Its MIH Alliance for vehicles counted more than 1,300 partners as of March 29, the company said Tuesday.

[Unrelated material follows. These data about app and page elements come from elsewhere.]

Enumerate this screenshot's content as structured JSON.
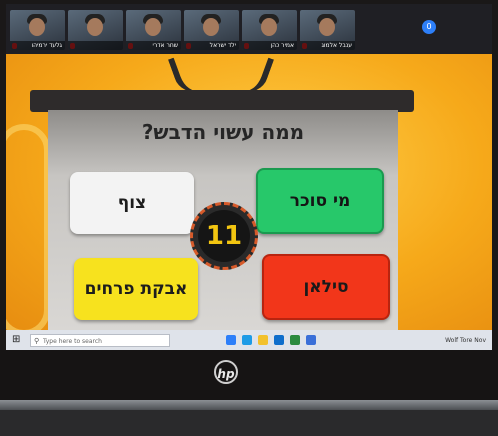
{
  "participants": [
    {
      "name": "גלעד ירמיהו"
    },
    {
      "name": ""
    },
    {
      "name": "שחר אדרי"
    },
    {
      "name": "ילד ישראל"
    },
    {
      "name": "אמיר כהן"
    },
    {
      "name": "ענבל אלמוג"
    }
  ],
  "more_participants": "0",
  "game": {
    "question": "ממה עשוי הדבש?",
    "timer": "11",
    "answers": {
      "top_left": "צוף",
      "top_right": "מי סוכר",
      "bottom_left": "אבקת פרחים",
      "bottom_right": "סילאן"
    }
  },
  "colors": {
    "background": "#f6a91a",
    "answer_white": "#f3f3f3",
    "answer_green": "#27c86a",
    "answer_yellow": "#f7e21e",
    "answer_red": "#f2361a",
    "timer": "#f2c511"
  },
  "taskbar": {
    "search_placeholder": "Type here to search",
    "tray_text": "Wolf Tore Nov"
  },
  "laptop": {
    "logo": "hp"
  }
}
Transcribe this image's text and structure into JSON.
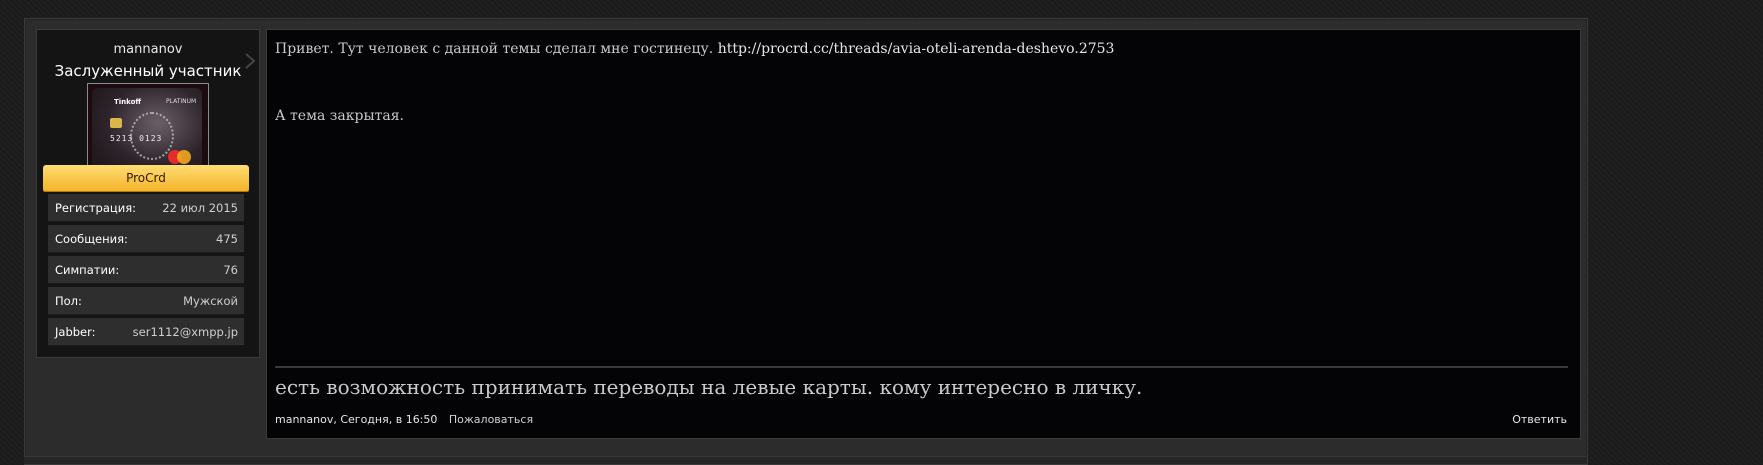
{
  "user": {
    "name": "mannanov",
    "title": "Заслуженный участник",
    "avatar_text": {
      "brand": "Tinkoff",
      "tier": "PLATINUM",
      "number": "5213 0123"
    },
    "ribbon": "ProCrd",
    "stats": [
      {
        "label": "Регистрация:",
        "value": "22 июл 2015"
      },
      {
        "label": "Сообщения:",
        "value": "475"
      },
      {
        "label": "Симпатии:",
        "value": "76"
      },
      {
        "label": "Пол:",
        "value": "Мужской"
      },
      {
        "label": "Jabber:",
        "value": "ser1112@xmpp.jp"
      }
    ]
  },
  "post": {
    "text_before_link": "Привет. Тут человек с данной темы сделал мне гостинецу.",
    "link": "http://procrd.cc/threads/avia-oteli-arenda-deshevo.2753",
    "text2": "А тема закрытая.",
    "signature": "есть возможность принимать переводы на левые карты. кому интересно в личку.",
    "meta": {
      "author_time": "mannanov, Сегодня, в 16:50",
      "report": "Пожаловаться",
      "reply": "Ответить"
    }
  },
  "colors": {
    "background": "#1b1b1b",
    "message_bg": "#040406",
    "ribbon": "#f4b42a",
    "stat_row": "#2e2e2e"
  }
}
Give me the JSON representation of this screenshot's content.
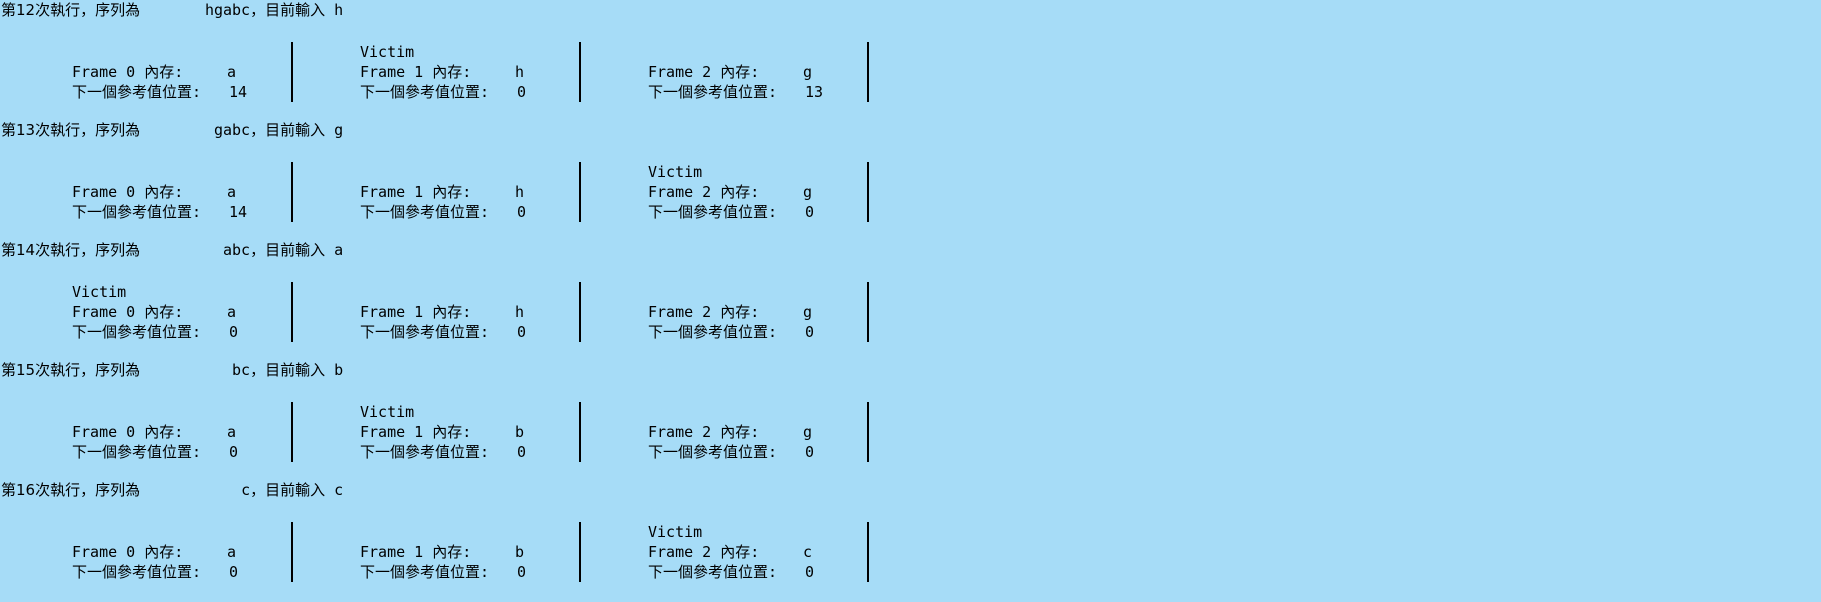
{
  "iterations": [
    {
      "prefix": "第12次執行，序列為",
      "sequence": "hgabc",
      "mid": "，目前輸入",
      "input": "h",
      "victim_label": "Victim",
      "victim_index": 1,
      "frames": [
        {
          "label": "Frame 0 內存:",
          "mem": "a",
          "next_label": "下一個參考值位置:",
          "next": "14"
        },
        {
          "label": "Frame 1 內存:",
          "mem": "h",
          "next_label": "下一個參考值位置:",
          "next": "0"
        },
        {
          "label": "Frame 2 內存:",
          "mem": "g",
          "next_label": "下一個參考值位置:",
          "next": "13"
        }
      ]
    },
    {
      "prefix": "第13次執行，序列為",
      "sequence": "gabc",
      "mid": "，目前輸入",
      "input": "g",
      "victim_label": "Victim",
      "victim_index": 2,
      "frames": [
        {
          "label": "Frame 0 內存:",
          "mem": "a",
          "next_label": "下一個參考值位置:",
          "next": "14"
        },
        {
          "label": "Frame 1 內存:",
          "mem": "h",
          "next_label": "下一個參考值位置:",
          "next": "0"
        },
        {
          "label": "Frame 2 內存:",
          "mem": "g",
          "next_label": "下一個參考值位置:",
          "next": "0"
        }
      ]
    },
    {
      "prefix": "第14次執行，序列為",
      "sequence": "abc",
      "mid": "，目前輸入",
      "input": "a",
      "victim_label": "Victim",
      "victim_index": 0,
      "frames": [
        {
          "label": "Frame 0 內存:",
          "mem": "a",
          "next_label": "下一個參考值位置:",
          "next": "0"
        },
        {
          "label": "Frame 1 內存:",
          "mem": "h",
          "next_label": "下一個參考值位置:",
          "next": "0"
        },
        {
          "label": "Frame 2 內存:",
          "mem": "g",
          "next_label": "下一個參考值位置:",
          "next": "0"
        }
      ]
    },
    {
      "prefix": "第15次執行，序列為",
      "sequence": "bc",
      "mid": "，目前輸入",
      "input": "b",
      "victim_label": "Victim",
      "victim_index": 1,
      "frames": [
        {
          "label": "Frame 0 內存:",
          "mem": "a",
          "next_label": "下一個參考值位置:",
          "next": "0"
        },
        {
          "label": "Frame 1 內存:",
          "mem": "b",
          "next_label": "下一個參考值位置:",
          "next": "0"
        },
        {
          "label": "Frame 2 內存:",
          "mem": "g",
          "next_label": "下一個參考值位置:",
          "next": "0"
        }
      ]
    },
    {
      "prefix": "第16次執行，序列為",
      "sequence": "c",
      "mid": "，目前輸入",
      "input": "c",
      "victim_label": "Victim",
      "victim_index": 2,
      "frames": [
        {
          "label": "Frame 0 內存:",
          "mem": "a",
          "next_label": "下一個參考值位置:",
          "next": "0"
        },
        {
          "label": "Frame 1 內存:",
          "mem": "b",
          "next_label": "下一個參考值位置:",
          "next": "0"
        },
        {
          "label": "Frame 2 內存:",
          "mem": "c",
          "next_label": "下一個參考值位置:",
          "next": "0"
        }
      ]
    }
  ]
}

Over the next two months, it may announce new tie-ups for batteries, while seeking new partners for areas like electronic controls and integrated circuits, Liu said.
Annual shipments of Hon Hai’s EVs may reach 1.1 million units, or around 10% of global share, by 2025, Morgan Stanley estimated this month.
Its auto businesses could generate $35 billion in revenue by that year, according to analysts including Sharon Shih, who lifted their price target for the stock by 29% to NT$168.
Shares of Hon Hai have gained more than 80% in the past year, reaching a 40-month high last week.
Source : Bloomberg